* [Exercise objective]: First find the line containing "Enumerate this screenshot's" in the data, then set it down exactly along with every line after it, through the last.

Stored data:
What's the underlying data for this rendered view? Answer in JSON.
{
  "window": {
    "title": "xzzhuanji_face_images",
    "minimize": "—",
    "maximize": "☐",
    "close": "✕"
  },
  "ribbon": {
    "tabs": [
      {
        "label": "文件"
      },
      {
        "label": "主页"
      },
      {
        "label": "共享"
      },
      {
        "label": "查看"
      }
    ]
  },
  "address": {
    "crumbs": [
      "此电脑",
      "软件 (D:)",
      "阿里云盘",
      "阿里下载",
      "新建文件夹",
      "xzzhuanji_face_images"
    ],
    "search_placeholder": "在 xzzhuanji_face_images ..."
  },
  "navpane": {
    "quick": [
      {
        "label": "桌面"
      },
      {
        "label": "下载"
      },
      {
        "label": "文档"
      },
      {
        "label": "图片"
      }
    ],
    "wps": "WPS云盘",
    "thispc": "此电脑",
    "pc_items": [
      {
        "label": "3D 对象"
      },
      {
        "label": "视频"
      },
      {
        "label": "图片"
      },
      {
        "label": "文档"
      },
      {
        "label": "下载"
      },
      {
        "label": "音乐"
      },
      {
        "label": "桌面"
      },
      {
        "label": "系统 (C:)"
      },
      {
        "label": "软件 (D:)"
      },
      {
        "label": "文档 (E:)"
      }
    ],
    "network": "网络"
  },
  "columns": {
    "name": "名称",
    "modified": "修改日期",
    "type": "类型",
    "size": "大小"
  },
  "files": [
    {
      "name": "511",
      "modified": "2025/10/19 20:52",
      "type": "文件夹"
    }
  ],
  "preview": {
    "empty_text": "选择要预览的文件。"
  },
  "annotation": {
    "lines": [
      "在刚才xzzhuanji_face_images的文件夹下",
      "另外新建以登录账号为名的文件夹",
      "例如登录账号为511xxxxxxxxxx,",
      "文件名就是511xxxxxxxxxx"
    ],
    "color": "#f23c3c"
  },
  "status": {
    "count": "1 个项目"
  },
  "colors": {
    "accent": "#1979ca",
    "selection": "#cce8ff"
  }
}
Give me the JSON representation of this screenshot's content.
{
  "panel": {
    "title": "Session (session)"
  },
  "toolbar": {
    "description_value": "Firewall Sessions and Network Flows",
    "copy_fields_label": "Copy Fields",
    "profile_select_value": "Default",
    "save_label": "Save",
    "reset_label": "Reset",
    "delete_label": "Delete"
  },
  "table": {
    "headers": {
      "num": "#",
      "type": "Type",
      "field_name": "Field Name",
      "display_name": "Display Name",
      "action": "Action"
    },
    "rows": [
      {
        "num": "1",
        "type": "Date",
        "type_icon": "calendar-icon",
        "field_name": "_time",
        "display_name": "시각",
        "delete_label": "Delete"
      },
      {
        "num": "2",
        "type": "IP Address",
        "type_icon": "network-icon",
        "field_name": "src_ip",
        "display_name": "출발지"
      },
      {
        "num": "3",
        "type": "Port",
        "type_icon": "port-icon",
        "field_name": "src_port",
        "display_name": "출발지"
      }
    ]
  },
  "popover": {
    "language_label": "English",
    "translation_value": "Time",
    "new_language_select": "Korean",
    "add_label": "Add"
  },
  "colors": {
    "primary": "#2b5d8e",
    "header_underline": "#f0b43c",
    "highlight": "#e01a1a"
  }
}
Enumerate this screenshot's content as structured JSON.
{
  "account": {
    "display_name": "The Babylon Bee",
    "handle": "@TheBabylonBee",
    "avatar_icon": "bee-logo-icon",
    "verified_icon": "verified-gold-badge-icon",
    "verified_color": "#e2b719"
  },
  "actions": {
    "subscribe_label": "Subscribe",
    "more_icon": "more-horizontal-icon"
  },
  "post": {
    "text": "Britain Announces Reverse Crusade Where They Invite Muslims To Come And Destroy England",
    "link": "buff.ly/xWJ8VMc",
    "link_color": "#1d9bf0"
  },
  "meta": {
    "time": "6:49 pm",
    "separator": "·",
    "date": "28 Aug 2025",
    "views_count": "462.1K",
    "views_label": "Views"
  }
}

* [Task answer]:
Enumerate this screenshot's content as structured JSON.
{
  "account": {
    "display_name": "The Babylon Bee",
    "handle": "@TheBabylonBee",
    "avatar_icon": "bee-logo-icon",
    "verified_icon": "verified-gold-badge-icon",
    "verified_color": "#e2b719"
  },
  "actions": {
    "subscribe_label": "Subscribe",
    "more_icon": "more-horizontal-icon"
  },
  "post": {
    "text": "Britain Announces Reverse Crusade Where They Invite Muslims To Come And Destroy England",
    "link": "buff.ly/xWJ8VMc",
    "link_color": "#1d9bf0"
  },
  "meta": {
    "time": "6:49 pm",
    "separator": "·",
    "date": "28 Aug 2025",
    "views_count": "462.1K",
    "views_label": "Views"
  }
}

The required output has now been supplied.